by Lotta Geffenblad adapted by Peter Engkvist.
Unicorn Theatre (Weston Theatre) 147 Tooley Street SE1 2HZ To 23 June 2013.
Runs 35min No interval.
Review: Timothy Ramsden 22 June.
Sticks and stones that will delight young ones.
For years, Scandinavia has been producing mature, intelligent children’s theatre, attuned to young people’s ways of understanding the world around them. Swedish author and animator Lotta Geffenblad recently won best early childhood film prize with Aston’s Presents; in Astons Stenar from six years earlier she provided the basis for a gentle, lyrical play. In Teater Pero’s simple, detailed production it is a delight, built on repeated routines without ever seeming repetitive, economical and clear in its use of movement and language (British performances during this intercontinental tour are in English).
Aston is at the point where a very young person has control over their physical being and is building a sense of individuality. Adults clearly know he will follow instructions, but not how much he’ll add to them.
So when Aston and mother go shopping, steps and swaying shopping-bags creating a sharply stylised image of walking in the open-air, Aston may start going in his own direction, but soon follows mother. A chance encounter with a stone starts his collection; as he craftily shoves it in his mother’s shopping-bag to be brought home, there’s a sense both of his trust in mother and his sense of independence as a separate individual taking control of his surroundings.
The routine in daily life, and the difference between eager child and settled grandfather, become apparent when Aston needs to ask the same question four times before grandad realises he needs to move an earflap on his hat to hear him. Most significantly there’s the start of the sense of renunciation, as Aston takes his stone collection to be left in its natural habitat on the beach.
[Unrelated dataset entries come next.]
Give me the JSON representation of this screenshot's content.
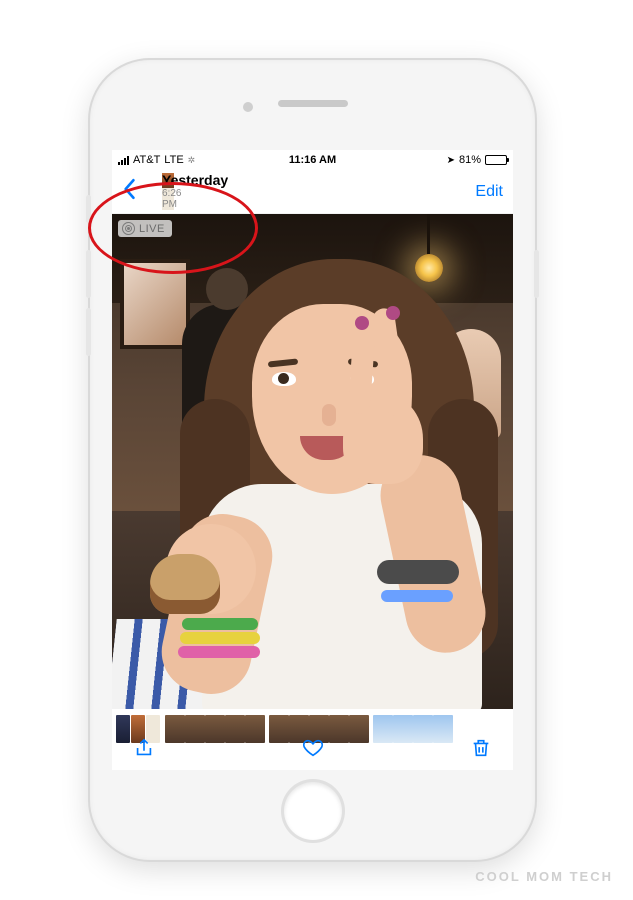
{
  "status_bar": {
    "carrier": "AT&T",
    "network": "LTE",
    "time": "11:16 AM",
    "battery_pct": "81%",
    "location_icon": "◤"
  },
  "nav": {
    "title": "Yesterday",
    "subtitle": "6:26 PM",
    "edit_label": "Edit"
  },
  "live_badge": {
    "label": "LIVE"
  },
  "toolbar": {
    "share": "share-icon",
    "favorite": "heart-icon",
    "delete": "trash-icon"
  },
  "watermark": "COOL MOM TECH"
}
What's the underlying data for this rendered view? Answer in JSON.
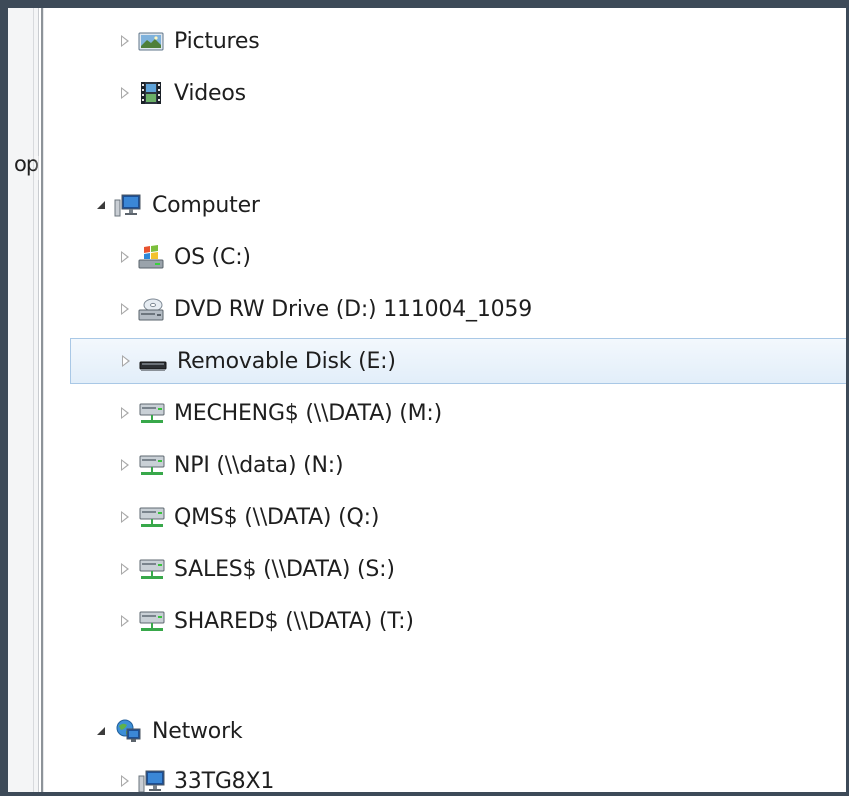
{
  "left_pane": {
    "cut_text": "op"
  },
  "tree": {
    "pictures": {
      "label": "Pictures",
      "icon": "pictures-library-icon"
    },
    "videos": {
      "label": "Videos",
      "icon": "videos-library-icon"
    },
    "computer": {
      "label": "Computer",
      "icon": "computer-icon",
      "expanded": true
    },
    "drive_c": {
      "label": "OS (C:)",
      "icon": "windows-drive-icon"
    },
    "drive_d": {
      "label": "DVD RW Drive (D:) 111004_1059",
      "icon": "dvd-drive-icon"
    },
    "drive_e": {
      "label": "Removable Disk (E:)",
      "icon": "removable-disk-icon",
      "selected": true
    },
    "drive_m": {
      "label": "MECHENG$ (\\\\DATA) (M:)",
      "icon": "network-drive-icon"
    },
    "drive_n": {
      "label": "NPI (\\\\data) (N:)",
      "icon": "network-drive-icon"
    },
    "drive_q": {
      "label": "QMS$ (\\\\DATA) (Q:)",
      "icon": "network-drive-icon"
    },
    "drive_s": {
      "label": "SALES$ (\\\\DATA) (S:)",
      "icon": "network-drive-icon"
    },
    "drive_t": {
      "label": "SHARED$ (\\\\DATA) (T:)",
      "icon": "network-drive-icon"
    },
    "network": {
      "label": "Network",
      "icon": "network-icon",
      "expanded": true
    },
    "host": {
      "label": "33TG8X1",
      "icon": "computer-icon"
    }
  },
  "colors": {
    "frame": "#3d4a58",
    "selection_border": "#a9c8e6",
    "selection_fill": "#e2eef9",
    "text": "#1e1e1e"
  }
}
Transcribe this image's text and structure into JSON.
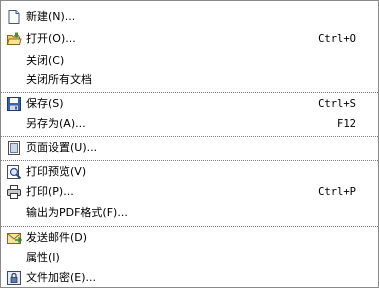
{
  "menu": {
    "items": [
      {
        "label": "新建(N)...",
        "shortcut": "",
        "icon": "new-document-icon"
      },
      {
        "label": "打开(O)...",
        "shortcut": "Ctrl+O",
        "icon": "open-folder-icon"
      },
      {
        "label": "关闭(C)",
        "shortcut": "",
        "icon": ""
      },
      {
        "label": "关闭所有文档",
        "shortcut": "",
        "icon": ""
      },
      {
        "label": "保存(S)",
        "shortcut": "Ctrl+S",
        "icon": "save-disk-icon"
      },
      {
        "label": "另存为(A)...",
        "shortcut": "F12",
        "icon": ""
      },
      {
        "label": "页面设置(U)...",
        "shortcut": "",
        "icon": "page-setup-icon"
      },
      {
        "label": "打印预览(V)",
        "shortcut": "",
        "icon": "print-preview-icon"
      },
      {
        "label": "打印(P)...",
        "shortcut": "Ctrl+P",
        "icon": "printer-icon"
      },
      {
        "label": "输出为PDF格式(F)...",
        "shortcut": "",
        "icon": ""
      },
      {
        "label": "发送邮件(D)",
        "shortcut": "",
        "icon": "send-mail-icon"
      },
      {
        "label": "属性(I)",
        "shortcut": "",
        "icon": ""
      },
      {
        "label": "文件加密(E)...",
        "shortcut": "",
        "icon": "encrypt-file-icon"
      }
    ]
  }
}
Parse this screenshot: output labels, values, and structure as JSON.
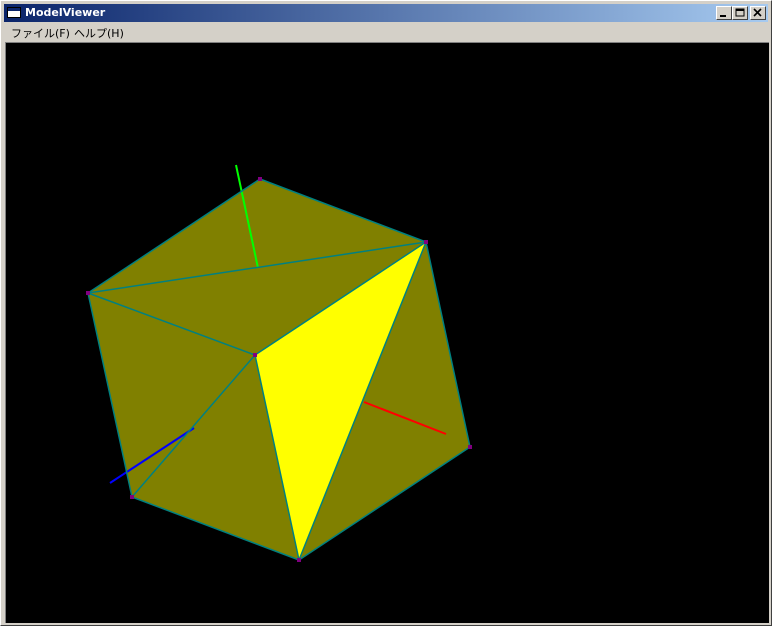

The first sacrifice of Aston’s life, it’s countered by a comic end as we see him start the next collection, without the adults noticing, with a twig concealed behind his back. Magnus Lundblad plays with a controlled simplicity that lets audience imaginations graft their experiences onto Aston, while Baura L Magnúsdóttir as his mother and Ulf Eriksson (who also provides supportive musical moments) as the oldest, family member, happy to sit or join in, are also spot-on.
Cast: Ulf Eriksson, Baura L Magnúsdóttir, Magnus Lundblad.
Director: Peter Engkvist.
Music: Ulf Eriksson.
Costume: Lotta L Danfors.